It's been a long while. I've been working like a dog on new collections and have had my head in all sorts of projects (it feels very strange to be drawing seagulls and beachy things with a 45mph wind raging at the windows - even tho that is probably an average British summer day!). I'll be posting more on the new items in the near future along with news of a new stockist.
Today I wanted to write a post about love, thats also about a change of heart, and about saying "yes".
This weekend was our 8th wedding anniversary. I hate the phrase about marrying your best friend because I'm really not that in to public displays of affection / gushing like that, but thats what happened. We were friends since we met on a working holiday in 1999 (building steps in the woods and knocking down and re-building old walls for the National Trust - photo here) and saw each other through some relationship break ups and melt downs over time as well as making lots of memories ourselves. Our relationship grew steadily and quietly, stealthily creeping in and establishing itself over time and distance.

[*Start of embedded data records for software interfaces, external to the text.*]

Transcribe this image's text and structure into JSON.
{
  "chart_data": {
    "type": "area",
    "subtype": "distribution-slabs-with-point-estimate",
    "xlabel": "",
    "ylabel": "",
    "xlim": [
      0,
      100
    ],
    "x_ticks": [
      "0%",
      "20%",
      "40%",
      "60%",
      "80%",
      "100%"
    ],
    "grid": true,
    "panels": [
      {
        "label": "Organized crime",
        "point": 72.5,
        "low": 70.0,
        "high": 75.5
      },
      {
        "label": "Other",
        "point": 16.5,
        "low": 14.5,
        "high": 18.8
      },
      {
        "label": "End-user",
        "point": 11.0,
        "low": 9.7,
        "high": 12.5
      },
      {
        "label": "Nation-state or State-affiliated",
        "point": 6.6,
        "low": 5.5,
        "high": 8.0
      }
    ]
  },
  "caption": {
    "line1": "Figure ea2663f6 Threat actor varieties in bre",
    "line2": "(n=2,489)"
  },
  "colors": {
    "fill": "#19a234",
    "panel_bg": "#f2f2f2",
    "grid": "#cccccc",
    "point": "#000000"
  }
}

We had a quote read at our wedding from Captain Corelli's Mandolin (we got engaged in a ruined church in the area it was set in Greece)
“Love is a temporary madness. It erupts like an earthquake and then subsides. And when it subsides you have to make a decision. You have to work out whether your roots have become so entwined together that it is inconceivable that you should ever part. Because this is what love is. Love is not breathlessness, it is not excitement, it is not the promulgation of promises of eternal passion. That is just being "in love" which any of us can convince ourselves we are. Love itself is what is left over when being in love has burned away, and this is both an art and a fortunate accident. Your mother and I had it, we had roots that grew towards each other underground, and when all the pretty blossom had fallen from our branches we found that we were one tree and not two.”I feel that with every year this quote becomes more apt and when we chose it for the quirky link to our engagement I couldn't see the truth or meaning in it that I can now.
Monumental changes are often not a lightening bolt but a gentle shift over time. They aren't always directly our choices either. Change driven by the one who had a change of heart, the one who realised their heart was never really in it in the first place (as well as the dates and crushes that never turned in to anything at all) that made way for the life and love I have now.
Theres no real moral or leading question to get you involved. Just a gentle reminder that change can happen in the most unlikely of places and times. That a change of heart, can be a good thing. Really, to look after opportunities. I'd be in a very different place if I hadn't said yes in the early days. "Do you want to stay in contact?" - "Do you want to visit me at Uni?" - "Do you want to come and visit my friends this weekend?" - "Do you want to go out on Saturday?" (which unwittingly turned out to be - "Can I change your life on Saturday") - "Do you want to come and stay with me for a couple of days?" ...you get the idea. Sometimes, even if you aren't completely sure where it'll lead (and be it business or life), just say yes.
You can access the play list from our wedding day on Spotify here - music was and is a huge part of "us" and it seemed fitting to have a soundtrack to the day that echo'd our time and lives together (we shared it with our guests on a wedding favour). Track listing to follow.
Every year I make something a bit different for the Christmas cards that we send. This year I decided to do a card/gift combo and created a recipe card that had a cookie cutter attached.
We sent the posted ones in a clear box to give the postman something a bit different to look at and the hand delivered ones were wrapped in baking parchment.
The magazine which inspired the slightly Mad Men themed one is an original from 1958. I love the simplicity of old ads and tried to capture that feel in the card. With the other I went for a similarly aged notebook style, feeling that if ever the notebook has its day, it is now with Christmas "to-do" lists.
What do you think?